Work instruction:
Leave out the pictures. Return every record otherwise untouched.

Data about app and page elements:
'''

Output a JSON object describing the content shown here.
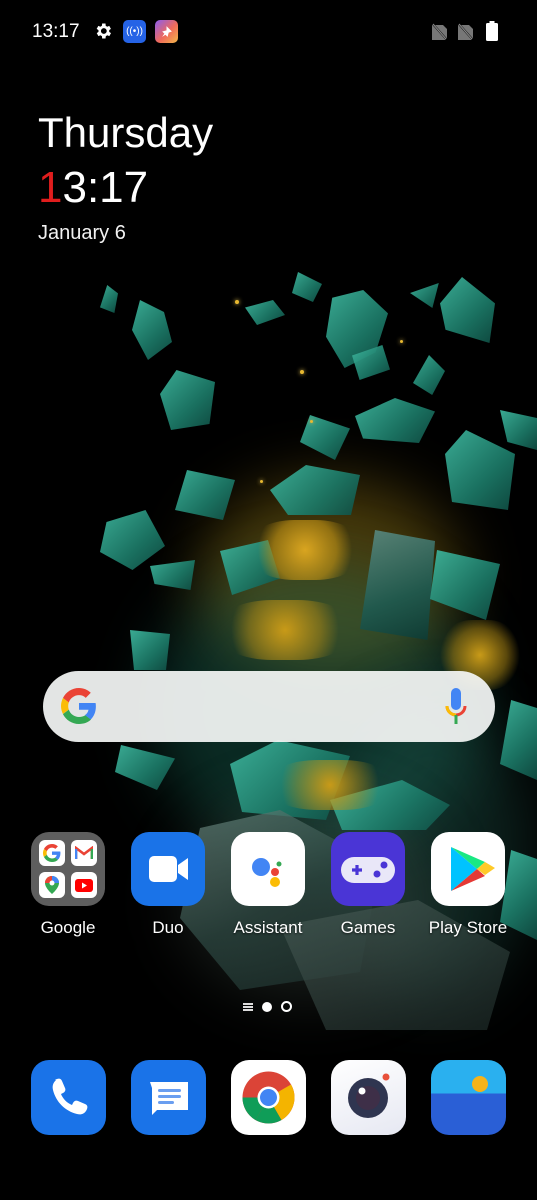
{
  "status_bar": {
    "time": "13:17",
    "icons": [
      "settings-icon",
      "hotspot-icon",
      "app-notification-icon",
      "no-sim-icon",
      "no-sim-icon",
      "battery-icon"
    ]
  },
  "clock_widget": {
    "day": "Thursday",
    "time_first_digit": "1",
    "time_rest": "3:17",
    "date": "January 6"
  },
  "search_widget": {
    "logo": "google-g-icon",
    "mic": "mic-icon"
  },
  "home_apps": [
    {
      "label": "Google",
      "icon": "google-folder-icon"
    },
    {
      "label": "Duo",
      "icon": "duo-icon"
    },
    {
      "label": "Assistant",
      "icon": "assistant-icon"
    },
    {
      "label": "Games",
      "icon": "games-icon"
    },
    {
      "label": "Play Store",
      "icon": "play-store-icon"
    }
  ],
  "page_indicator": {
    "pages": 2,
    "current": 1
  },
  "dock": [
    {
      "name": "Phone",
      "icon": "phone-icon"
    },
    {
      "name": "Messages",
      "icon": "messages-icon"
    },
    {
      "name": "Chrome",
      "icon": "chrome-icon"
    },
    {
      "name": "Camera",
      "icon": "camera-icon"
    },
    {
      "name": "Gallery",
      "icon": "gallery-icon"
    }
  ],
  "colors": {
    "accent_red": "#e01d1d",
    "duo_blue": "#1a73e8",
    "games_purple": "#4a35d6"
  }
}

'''

Expected output:
Output a JSON object describing the content shown here.
{
  "status_bar": {
    "time": "13:17",
    "icons": [
      "settings-icon",
      "hotspot-icon",
      "app-notification-icon",
      "no-sim-icon",
      "no-sim-icon",
      "battery-icon"
    ]
  },
  "clock_widget": {
    "day": "Thursday",
    "time_first_digit": "1",
    "time_rest": "3:17",
    "date": "January 6"
  },
  "search_widget": {
    "logo": "google-g-icon",
    "mic": "mic-icon"
  },
  "home_apps": [
    {
      "label": "Google",
      "icon": "google-folder-icon"
    },
    {
      "label": "Duo",
      "icon": "duo-icon"
    },
    {
      "label": "Assistant",
      "icon": "assistant-icon"
    },
    {
      "label": "Games",
      "icon": "games-icon"
    },
    {
      "label": "Play Store",
      "icon": "play-store-icon"
    }
  ],
  "page_indicator": {
    "pages": 2,
    "current": 1
  },
  "dock": [
    {
      "name": "Phone",
      "icon": "phone-icon"
    },
    {
      "name": "Messages",
      "icon": "messages-icon"
    },
    {
      "name": "Chrome",
      "icon": "chrome-icon"
    },
    {
      "name": "Camera",
      "icon": "camera-icon"
    },
    {
      "name": "Gallery",
      "icon": "gallery-icon"
    }
  ],
  "colors": {
    "accent_red": "#e01d1d",
    "duo_blue": "#1a73e8",
    "games_purple": "#4a35d6"
  }
}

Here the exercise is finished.